While "Good Morning America" will introduce West Dundee's extreme neighborliness to the nation, it's never been a secret to those who live here, many of whom moved in decades ago and never found a reason to leave. Betty Bradshaw may have lived on Liberty Street longer than anyone. She bought the home of her dreams with her husband 47 years ago. They reared four children in the community. Her husband, Jack, even served as the grand marshal for the annual parade of neighborhood children on bikes for many years.

"We just moved here because the house we liked, and I've never been sorry," Betty said. "You know you can always depend on neighbors if you need anyone. It's not a noisy area but a very active one."

Anticipation is building for the July 1 broadcast. But typical life in historic West Dundee will not be greatly altered. Kids will still be found riding bikes around town. Moms will welcome any neighborhood children into their homes for summer treats. A block-wide e-mail list will keep everyone informed of upcoming gatherings.

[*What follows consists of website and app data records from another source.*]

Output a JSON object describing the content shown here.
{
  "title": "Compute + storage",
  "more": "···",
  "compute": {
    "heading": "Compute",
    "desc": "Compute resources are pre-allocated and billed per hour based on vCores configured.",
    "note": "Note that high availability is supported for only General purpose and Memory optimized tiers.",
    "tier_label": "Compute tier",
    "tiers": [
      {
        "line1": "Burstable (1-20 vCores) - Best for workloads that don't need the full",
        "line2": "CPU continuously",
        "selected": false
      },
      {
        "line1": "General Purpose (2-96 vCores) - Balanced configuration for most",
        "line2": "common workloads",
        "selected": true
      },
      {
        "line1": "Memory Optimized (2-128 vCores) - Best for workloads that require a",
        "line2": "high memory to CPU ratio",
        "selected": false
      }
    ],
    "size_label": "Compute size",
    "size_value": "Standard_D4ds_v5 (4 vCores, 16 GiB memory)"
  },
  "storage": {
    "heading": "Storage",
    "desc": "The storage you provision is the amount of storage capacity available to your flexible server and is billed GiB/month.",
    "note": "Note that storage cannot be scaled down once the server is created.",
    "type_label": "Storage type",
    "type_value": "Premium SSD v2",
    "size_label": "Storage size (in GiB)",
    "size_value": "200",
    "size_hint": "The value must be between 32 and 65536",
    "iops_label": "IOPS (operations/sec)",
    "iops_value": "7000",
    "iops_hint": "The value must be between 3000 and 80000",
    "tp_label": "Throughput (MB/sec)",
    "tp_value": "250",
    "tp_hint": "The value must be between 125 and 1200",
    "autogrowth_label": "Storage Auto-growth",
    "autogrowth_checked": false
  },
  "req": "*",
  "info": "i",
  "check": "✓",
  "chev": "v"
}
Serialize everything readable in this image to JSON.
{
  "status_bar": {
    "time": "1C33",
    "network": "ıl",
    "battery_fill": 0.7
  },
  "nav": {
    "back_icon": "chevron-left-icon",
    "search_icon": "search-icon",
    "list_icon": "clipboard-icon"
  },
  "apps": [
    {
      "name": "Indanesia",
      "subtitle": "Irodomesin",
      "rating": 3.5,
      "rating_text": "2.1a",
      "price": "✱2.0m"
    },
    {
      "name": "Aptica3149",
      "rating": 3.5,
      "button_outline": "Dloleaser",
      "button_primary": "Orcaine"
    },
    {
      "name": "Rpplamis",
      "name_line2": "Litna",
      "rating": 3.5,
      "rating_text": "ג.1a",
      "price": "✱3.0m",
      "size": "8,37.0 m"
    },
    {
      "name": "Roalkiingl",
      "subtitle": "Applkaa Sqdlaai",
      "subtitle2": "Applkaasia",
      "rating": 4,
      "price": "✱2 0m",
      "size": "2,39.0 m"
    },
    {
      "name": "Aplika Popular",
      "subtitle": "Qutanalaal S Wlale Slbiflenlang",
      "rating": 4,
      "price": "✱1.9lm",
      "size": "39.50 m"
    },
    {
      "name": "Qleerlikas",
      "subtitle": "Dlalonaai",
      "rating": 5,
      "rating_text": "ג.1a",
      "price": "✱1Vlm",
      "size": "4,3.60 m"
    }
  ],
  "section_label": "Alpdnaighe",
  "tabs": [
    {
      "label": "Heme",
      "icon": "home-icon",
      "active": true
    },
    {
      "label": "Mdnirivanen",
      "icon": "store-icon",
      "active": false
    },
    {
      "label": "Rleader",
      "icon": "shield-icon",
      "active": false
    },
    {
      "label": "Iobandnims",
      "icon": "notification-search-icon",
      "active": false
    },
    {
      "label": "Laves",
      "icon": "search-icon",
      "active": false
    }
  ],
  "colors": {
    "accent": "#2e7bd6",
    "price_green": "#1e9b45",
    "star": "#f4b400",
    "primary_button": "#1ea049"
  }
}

Even national attention cannot give these residents more motivation to do what they already do best - embrace and nurture community.

"When you're doing it, it's just fun," Griffin said. "You don't realize the effort that goes into it, but there's so many fantastic things everybody does. I'm already awestruck, and that's what matters. This is the best town in American, and that's it."